The excessive rains and cool temperatures during early summer created conditions that favor certain diseases. Besides iron chlorosis, growers and agronomists from co-ops report occurrence of Phytopathora, Fusarium wilt, brown stem rot, and soybean brown spot, which is prevalent in many soybean fields. This article focuses on brown spot.
Brown spot is an early season fungal disease caused by Septoria glycines. Plants as young as the V2 growth stage are showing symptoms. The fungus spreads from the soil to soybean plants by splashing rain. Frequent rainfall this season is the primary reason for the occurrence of this disease. Symptoms of brown spot are many irregular, dark brown spots on both upper and lower leaf surfaces. Adjacent lesions frequently merge to form irregularly shaped blotches.
|Comparison of brown spot (left) and bacterial blight (right) in soybean.|
If you find brown spot in your fields, it is likely that you also would see bacterial blight, a disease that is common in cool, rainy seasons. Bacterial blight is caused by a bacterium called Pseudomonas syringae.
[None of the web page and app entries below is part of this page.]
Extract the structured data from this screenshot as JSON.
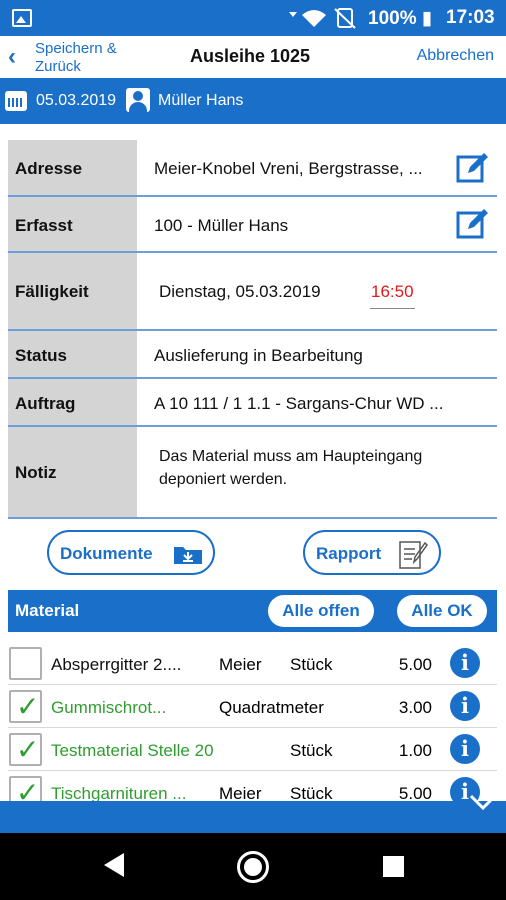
{
  "status_bar": {
    "battery": "100%",
    "time": "17:03",
    "status_icons": [
      "wifi-icon",
      "no-sim-icon",
      "battery-charging-icon"
    ]
  },
  "nav": {
    "back_label": "Speichern & Zurück",
    "title": "Ausleihe 1025",
    "cancel_label": "Abbrechen"
  },
  "info": {
    "date": "05.03.2019",
    "user": "Müller Hans"
  },
  "details": {
    "address": {
      "label": "Adresse",
      "value": "Meier-Knobel Vreni, Bergstrasse, ..."
    },
    "recorded": {
      "label": "Erfasst",
      "value": "100 - Müller Hans"
    },
    "due": {
      "label": "Fälligkeit",
      "date": "Dienstag, 05.03.2019",
      "time": "16:50"
    },
    "status": {
      "label": "Status",
      "value": "Auslieferung in Bearbeitung"
    },
    "order": {
      "label": "Auftrag",
      "value": "A 10 111 / 1 1.1  - Sargans-Chur WD ..."
    },
    "note": {
      "label": "Notiz",
      "value": "Das Material muss am Haupteingang deponiert werden."
    }
  },
  "buttons": {
    "documents": "Dokumente",
    "report": "Rapport"
  },
  "material": {
    "title": "Material",
    "all_open": "Alle offen",
    "all_ok": "Alle OK",
    "items": [
      {
        "name": "Absperrgitter 2....",
        "supplier": "Meier",
        "unit": "Stück",
        "qty": "5.00",
        "checked": false
      },
      {
        "name": "Gummischrot...",
        "supplier": "",
        "unit": "Quadratmeter",
        "qty": "3.00",
        "checked": true
      },
      {
        "name": "Testmaterial Stelle 20",
        "supplier": "",
        "unit": "Stück",
        "qty": "1.00",
        "checked": true
      },
      {
        "name": "Tischgarnituren ...",
        "supplier": "Meier",
        "unit": "Stück",
        "qty": "5.00",
        "checked": true
      }
    ]
  },
  "colors": {
    "accent": "#1a6fc9",
    "label_bg": "#d4d4d4",
    "due_red": "#e01919",
    "checked_green": "#2f9e2f"
  }
}
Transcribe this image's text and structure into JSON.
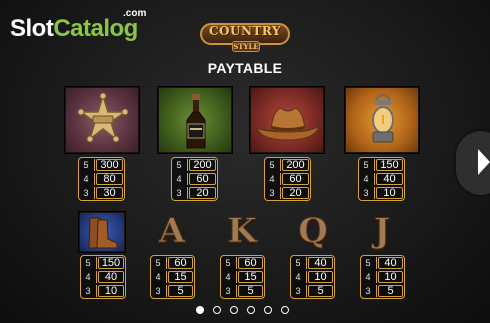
{
  "watermark": {
    "part1": "Slot",
    "part2": "Catalog",
    "suffix": ".com"
  },
  "game_logo": {
    "title": "COUNTRY",
    "subtitle": "STYLE"
  },
  "page_title": "PAYTABLE",
  "symbols": [
    {
      "icon": "sheriff-badge-icon",
      "pays": [
        {
          "count": "5",
          "value": "300"
        },
        {
          "count": "4",
          "value": "80"
        },
        {
          "count": "3",
          "value": "30"
        }
      ]
    },
    {
      "icon": "whiskey-bottle-icon",
      "pays": [
        {
          "count": "5",
          "value": "200"
        },
        {
          "count": "4",
          "value": "60"
        },
        {
          "count": "3",
          "value": "20"
        }
      ]
    },
    {
      "icon": "cowboy-hat-icon",
      "pays": [
        {
          "count": "5",
          "value": "200"
        },
        {
          "count": "4",
          "value": "60"
        },
        {
          "count": "3",
          "value": "20"
        }
      ]
    },
    {
      "icon": "oil-lantern-icon",
      "pays": [
        {
          "count": "5",
          "value": "150"
        },
        {
          "count": "4",
          "value": "40"
        },
        {
          "count": "3",
          "value": "10"
        }
      ]
    },
    {
      "icon": "cowboy-boots-icon",
      "pays": [
        {
          "count": "5",
          "value": "150"
        },
        {
          "count": "4",
          "value": "40"
        },
        {
          "count": "3",
          "value": "10"
        }
      ]
    },
    {
      "letter": "A",
      "pays": [
        {
          "count": "5",
          "value": "60"
        },
        {
          "count": "4",
          "value": "15"
        },
        {
          "count": "3",
          "value": "5"
        }
      ]
    },
    {
      "letter": "K",
      "pays": [
        {
          "count": "5",
          "value": "60"
        },
        {
          "count": "4",
          "value": "15"
        },
        {
          "count": "3",
          "value": "5"
        }
      ]
    },
    {
      "letter": "Q",
      "pays": [
        {
          "count": "5",
          "value": "40"
        },
        {
          "count": "4",
          "value": "10"
        },
        {
          "count": "3",
          "value": "5"
        }
      ]
    },
    {
      "letter": "J",
      "pays": [
        {
          "count": "5",
          "value": "40"
        },
        {
          "count": "4",
          "value": "10"
        },
        {
          "count": "3",
          "value": "5"
        }
      ]
    }
  ],
  "pagination": {
    "pages": 6,
    "current": 1
  },
  "next_button": {
    "icon": "chevron-right-icon"
  },
  "colors": {
    "accent_gold": "#d4a43c",
    "brand_green": "#8dc63f",
    "background": "#1a1a1a"
  }
}
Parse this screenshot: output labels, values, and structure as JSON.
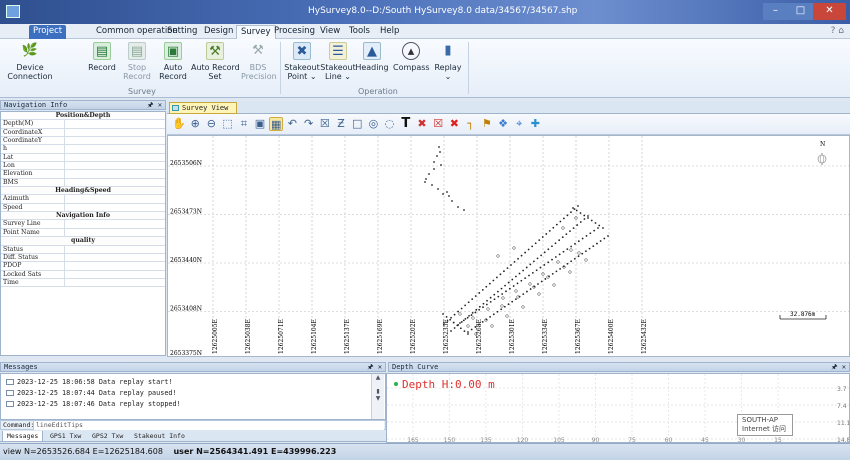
{
  "title": "HySurvey8.0--D:/South HySurvey8.0 data/34567/34567.shp",
  "window_controls": {
    "minimize": "–",
    "maximize": "□",
    "close": "✕"
  },
  "menu": {
    "tabs": [
      "Project",
      "Common operation",
      "Setting",
      "Design",
      "Survey",
      "Procesing",
      "View",
      "Tools",
      "Help"
    ],
    "active": "Survey"
  },
  "ribbon": {
    "buttons": [
      {
        "label": "Device\nConnection",
        "icon": "device-connection-icon",
        "enabled": true
      },
      {
        "label": "Record",
        "icon": "record-icon",
        "enabled": true
      },
      {
        "label": "Stop\nRecord",
        "icon": "stop-record-icon",
        "enabled": false
      },
      {
        "label": "Auto\nRecord",
        "icon": "auto-record-icon",
        "enabled": true
      },
      {
        "label": "Auto Record\nSet",
        "icon": "auto-record-set-icon",
        "enabled": true
      },
      {
        "label": "BDS\nPrecision",
        "icon": "bds-precision-icon",
        "enabled": false
      },
      {
        "label": "Stakeout\nPoint ⌄",
        "icon": "stakeout-point-icon",
        "enabled": true
      },
      {
        "label": "Stakeout\nLine ⌄",
        "icon": "stakeout-line-icon",
        "enabled": true
      },
      {
        "label": "Heading",
        "icon": "heading-icon",
        "enabled": true
      },
      {
        "label": "Compass",
        "icon": "compass-icon",
        "enabled": true
      },
      {
        "label": "Replay\n⌄",
        "icon": "replay-icon",
        "enabled": true
      }
    ],
    "groups": [
      "Survey",
      "Operation"
    ]
  },
  "nav_panel": {
    "title": "Navigation Info",
    "pin": "&#x1F4CC;",
    "rows": [
      {
        "type": "header",
        "label": "Position&Depth"
      },
      {
        "label": "Depth(M)"
      },
      {
        "label": "CoordinateX"
      },
      {
        "label": "CoordinateY"
      },
      {
        "label": "h"
      },
      {
        "label": "Lat"
      },
      {
        "label": "Lon"
      },
      {
        "label": "Elevation"
      },
      {
        "label": "BMS"
      },
      {
        "type": "header",
        "label": "Heading&Speed"
      },
      {
        "label": "Azimuth"
      },
      {
        "label": "Speed"
      },
      {
        "type": "header",
        "label": "Navigation Info"
      },
      {
        "label": "Survey Line"
      },
      {
        "label": "Point Name"
      },
      {
        "type": "header",
        "label": "quality"
      },
      {
        "label": "Status"
      },
      {
        "label": "Diff. Status"
      },
      {
        "label": "PDOP"
      },
      {
        "label": "Locked Sats"
      },
      {
        "label": "Time"
      }
    ]
  },
  "survey_view": {
    "tab": "Survey View",
    "tools": [
      "pan-icon",
      "zoom-in-icon",
      "zoom-out-icon",
      "zoom-window-icon",
      "zoom-extent-icon",
      "full-view-icon",
      "grid-icon",
      "undo-icon",
      "redo-icon",
      "x-mark-icon",
      "z-mark-icon",
      "rect-icon",
      "circle-icon",
      "clear-icon",
      "text-icon",
      "delete-point-icon",
      "delete-selected-icon",
      "close-red-icon",
      "ruler-icon",
      "measure-icon",
      "layer-icon",
      "center-icon",
      "move-icon"
    ],
    "y_labels": [
      "2653506N",
      "2653473N",
      "2653440N",
      "2653408N",
      "2653375N"
    ],
    "x_labels": [
      "12625005E",
      "12625038E",
      "12625071E",
      "12625104E",
      "12625137E",
      "12625169E",
      "12625202E",
      "12625235E",
      "12625268E",
      "12625301E",
      "12625334E",
      "12625367E",
      "12625400E",
      "12625432E"
    ],
    "scale": "32.876m",
    "north": "N"
  },
  "messages": {
    "title": "Messages",
    "lines": [
      "2023-12-25 18:06:58  Data replay start!",
      "2023-12-25 18:07:44  Data replay paused!",
      "2023-12-25 18:07:46  Data replay stopped!"
    ],
    "command_label": "Command:",
    "command_placeholder": "lineEditTips",
    "tabs": [
      "Messages",
      "GPS1 Txw",
      "GPS2 Txw",
      "Stakeout Info"
    ]
  },
  "depth": {
    "title": "Depth Curve",
    "reading": "Depth H:0.00 m",
    "y_ticks": [
      "3.7",
      "7.4",
      "11.1",
      "14.8"
    ],
    "x_ticks": [
      "165",
      "150",
      "135",
      "120",
      "105",
      "90",
      "75",
      "60",
      "45",
      "30",
      "15"
    ]
  },
  "tooltip": {
    "line1": "SOUTH-AP",
    "line2": "Internet 访问"
  },
  "status": {
    "view": "view N=2653526.684 E=12625184.608",
    "user": "user N=2564341.491 E=439996.223"
  },
  "colors": {
    "accent": "#3d6fc1",
    "depth_text": "#e03030",
    "track": "#222222"
  }
}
Lesions of the disease are small, angular, water-soaked, yellow-to-brown spots on leaves. The angular lesions enlarge in rainy weather and merge to produce large, irregular dead areas. Sometimes, brown spot can be mistaken as bacterial blight. In early disease stages, lesions of bacterial blight have a yellow halo that is lacking in brown spot. Brown spot lesions are chocolate brown to blackish brown. Furthermore, bacterial blight is normally observed on top leaves or new growth, whereas brown spot normally occurs on lower and aging leaves.
Generally, brown spot and bacterial blight occur in Iowa without causing significant yield losses. These diseases are more frequently observed in areas that have received considerable rainfall and stormy weather because the corresponding pathogens are disseminated by rain and wind. Early in the season, brown spot should not cause severe defoliation because the disease is more pronounced in old leaves and soybean can outgrow the disease. As the season progresses, the disease could cause premature defoliation if weather conditions are cool and wet, resulting in rapid increase of the disease from the lower leaves to the upper leaves. In 1993, epidemics of brown spot occurred in Iowa late in the growing season. For bacterial blight, incidence of the disease is reduced as the temperature increases. Bacterial blight can infect pods and seed quality may be affected when the disease is severe.
If you find high incidence of brown spot or bacterial blight now, there are no remedial measures for protection from these diseases. Later in the season, scouting is recommended. If bacterial blight is severe, you should not use the seeds for next year because the disease can be seedborne. To reduce the risk of these diseases, avoid use of susceptible cultivars for the next soybean crop. Rotation with corn also reduces disease risk for both bacterial blight and brown spot.
This article originally appeared on pages 130-131 of the IC-490(18) -- July 28, 2003 issue.